If I take the following definition as canonical, the answer is clear:
This article [...] considers various strategies by which critics of [Frankfurt-type] examples have tried to rescue the Principle of Alternative Possibilities (PAP), or variations of it, and also considers various responses to these critics. It notes that moral responsibility does not require alternative possibilities, but also believes that freedom does imply alternative possibilities. The resulting view is called semicompatibilism.
(Abstract of Fischer, J. (2005-03-03): Frankfurt-Type Examples and Semi-Compatibilism. In Robert Kane (Ed.), The Oxford Handbook of Free Will. Oxford University Press)
In other words: (Classical) compatibilism assumes that freedom is compatible with determinism (i.e. at least in the physical world the impossibility of alternative possibilities). This is mostly, if not always, coupled with the view that moral responsibility is impossible without freedom. In other words: both freedom and moral responsibility are compatible with determinism.

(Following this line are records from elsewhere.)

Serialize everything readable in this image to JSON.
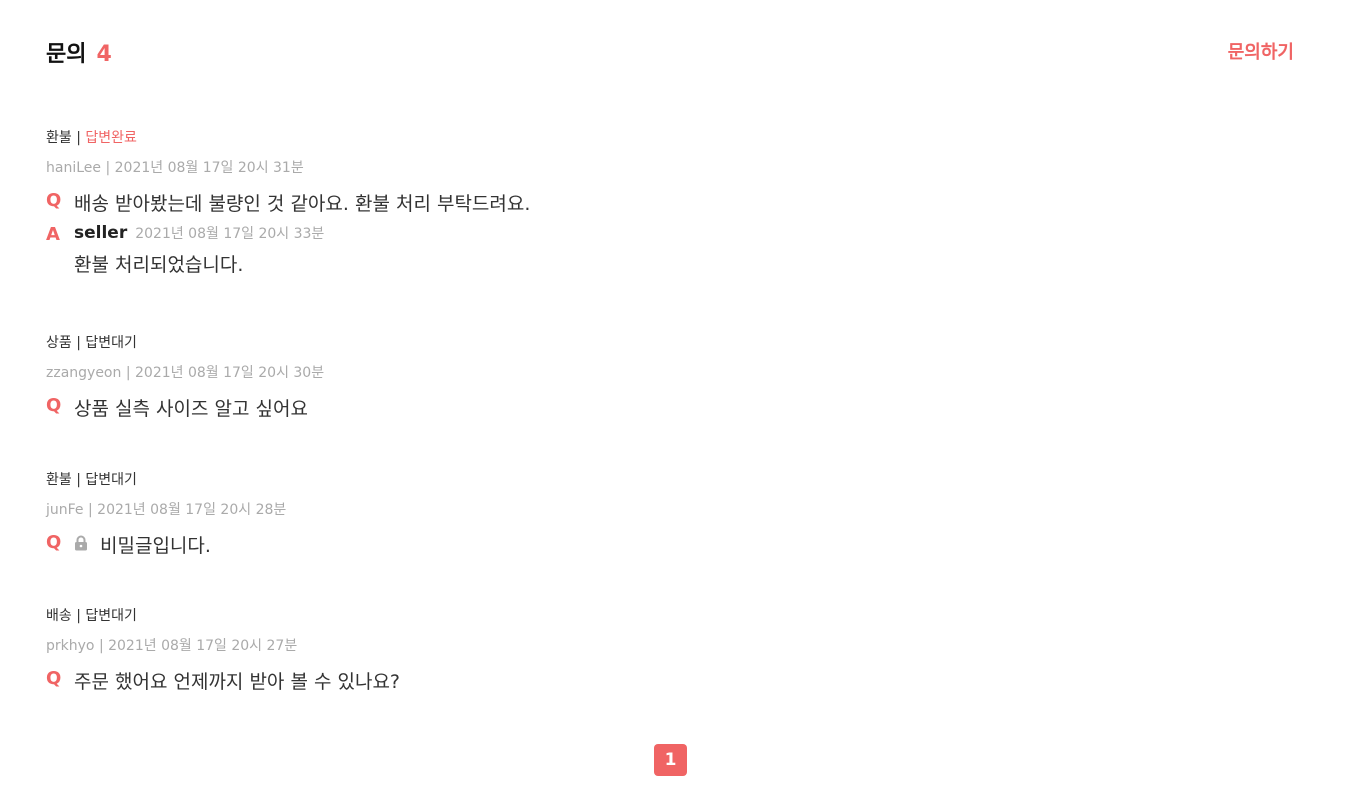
{
  "header": {
    "title": "문의",
    "count": "4",
    "ask_button": "문의하기"
  },
  "inquiries": [
    {
      "category": "환불",
      "separator": "|",
      "status": "답변완료",
      "author": "haniLee",
      "date": "2021년 08월 17일 20시 31분",
      "q_mark": "Q",
      "question": "배송 받아봤는데 불량인 것 같아요. 환불 처리 부탁드려요.",
      "answer": {
        "a_mark": "A",
        "author": "seller",
        "date": "2021년 08월 17일 20시 33분",
        "text": "환불 처리되었습니다."
      }
    },
    {
      "category": "상품",
      "separator": "|",
      "status": "답변대기",
      "author": "zzangyeon",
      "date": "2021년 08월 17일 20시 30분",
      "q_mark": "Q",
      "question": "상품 실측 사이즈 알고 싶어요"
    },
    {
      "category": "환불",
      "separator": "|",
      "status": "답변대기",
      "author": "junFe",
      "date": "2021년 08월 17일 20시 28분",
      "q_mark": "Q",
      "question": "비밀글입니다.",
      "icon": "lock-icon"
    },
    {
      "category": "배송",
      "separator": "|",
      "status": "답변대기",
      "author": "prkhyo",
      "date": "2021년 08월 17일 20시 27분",
      "q_mark": "Q",
      "question": "주문 했어요 언제까지 받아 볼 수 있나요?"
    }
  ],
  "pagination": {
    "current": "1"
  },
  "colors": {
    "accent": "#f06464",
    "muted": "#aaaaaa",
    "text": "#333333"
  }
}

Semi-compatibilism, on the other hand, holds that while freedom is, in fact, incompatible with determinism (in absence of PAP), moral responsibility is not. It argues for there being moral responsibility even in a world without freedom (of will). Hence semi- compatibilism, since it only endorses one half of what classical compatibilism argues for.